Write out every entry below word for word, leaving nothing out.

[Excerpts from an interface dataset]
☆ ☆ ☆

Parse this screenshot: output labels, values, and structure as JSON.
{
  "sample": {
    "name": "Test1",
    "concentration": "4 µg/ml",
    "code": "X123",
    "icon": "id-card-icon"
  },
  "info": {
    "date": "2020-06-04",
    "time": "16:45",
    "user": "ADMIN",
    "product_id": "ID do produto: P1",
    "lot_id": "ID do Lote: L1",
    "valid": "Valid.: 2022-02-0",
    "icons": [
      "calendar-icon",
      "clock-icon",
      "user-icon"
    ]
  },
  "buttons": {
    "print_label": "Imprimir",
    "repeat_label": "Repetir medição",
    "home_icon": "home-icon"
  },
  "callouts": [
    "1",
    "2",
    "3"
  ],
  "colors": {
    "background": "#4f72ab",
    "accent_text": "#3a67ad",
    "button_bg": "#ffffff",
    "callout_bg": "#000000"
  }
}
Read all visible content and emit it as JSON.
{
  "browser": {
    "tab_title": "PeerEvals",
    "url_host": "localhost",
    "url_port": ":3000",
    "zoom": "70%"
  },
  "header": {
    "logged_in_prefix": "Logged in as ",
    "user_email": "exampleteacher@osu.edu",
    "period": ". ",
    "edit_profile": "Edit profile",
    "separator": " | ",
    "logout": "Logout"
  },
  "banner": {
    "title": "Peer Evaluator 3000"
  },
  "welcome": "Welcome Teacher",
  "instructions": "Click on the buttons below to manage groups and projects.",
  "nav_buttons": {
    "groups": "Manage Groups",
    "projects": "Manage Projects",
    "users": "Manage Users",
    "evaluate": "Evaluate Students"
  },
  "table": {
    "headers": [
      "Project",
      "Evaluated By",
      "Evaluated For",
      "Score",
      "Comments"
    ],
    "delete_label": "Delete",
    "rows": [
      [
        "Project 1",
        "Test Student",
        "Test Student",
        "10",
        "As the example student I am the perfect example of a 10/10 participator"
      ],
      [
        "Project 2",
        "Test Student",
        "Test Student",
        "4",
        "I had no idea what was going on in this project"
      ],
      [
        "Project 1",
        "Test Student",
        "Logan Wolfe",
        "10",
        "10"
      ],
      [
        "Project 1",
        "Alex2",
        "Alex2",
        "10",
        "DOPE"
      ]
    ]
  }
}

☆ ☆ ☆

:: EXERCISE RESULT ::
Parse this screenshot: output labels, values, and structure as JSON.
{
  "sample": {
    "name": "Test1",
    "concentration": "4 µg/ml",
    "code": "X123",
    "icon": "id-card-icon"
  },
  "info": {
    "date": "2020-06-04",
    "time": "16:45",
    "user": "ADMIN",
    "product_id": "ID do produto: P1",
    "lot_id": "ID do Lote: L1",
    "valid": "Valid.: 2022-02-0",
    "icons": [
      "calendar-icon",
      "clock-icon",
      "user-icon"
    ]
  },
  "buttons": {
    "print_label": "Imprimir",
    "repeat_label": "Repetir medição",
    "home_icon": "home-icon"
  },
  "callouts": [
    "1",
    "2",
    "3"
  ],
  "colors": {
    "background": "#4f72ab",
    "accent_text": "#3a67ad",
    "button_bg": "#ffffff",
    "callout_bg": "#000000"
  }
}
Read all visible content and emit it as JSON.
{
  "browser": {
    "tab_title": "PeerEvals",
    "url_host": "localhost",
    "url_port": ":3000",
    "zoom": "70%"
  },
  "header": {
    "logged_in_prefix": "Logged in as ",
    "user_email": "exampleteacher@osu.edu",
    "period": ". ",
    "edit_profile": "Edit profile",
    "separator": " | ",
    "logout": "Logout"
  },
  "banner": {
    "title": "Peer Evaluator 3000"
  },
  "welcome": "Welcome Teacher",
  "instructions": "Click on the buttons below to manage groups and projects.",
  "nav_buttons": {
    "groups": "Manage Groups",
    "projects": "Manage Projects",
    "users": "Manage Users",
    "evaluate": "Evaluate Students"
  },
  "table": {
    "headers": [
      "Project",
      "Evaluated By",
      "Evaluated For",
      "Score",
      "Comments"
    ],
    "delete_label": "Delete",
    "rows": [
      [
        "Project 1",
        "Test Student",
        "Test Student",
        "10",
        "As the example student I am the perfect example of a 10/10 participator"
      ],
      [
        "Project 2",
        "Test Student",
        "Test Student",
        "4",
        "I had no idea what was going on in this project"
      ],
      [
        "Project 1",
        "Test Student",
        "Logan Wolfe",
        "10",
        "10"
      ],
      [
        "Project 1",
        "Alex2",
        "Alex2",
        "10",
        "DOPE"
      ]
    ]
  }
}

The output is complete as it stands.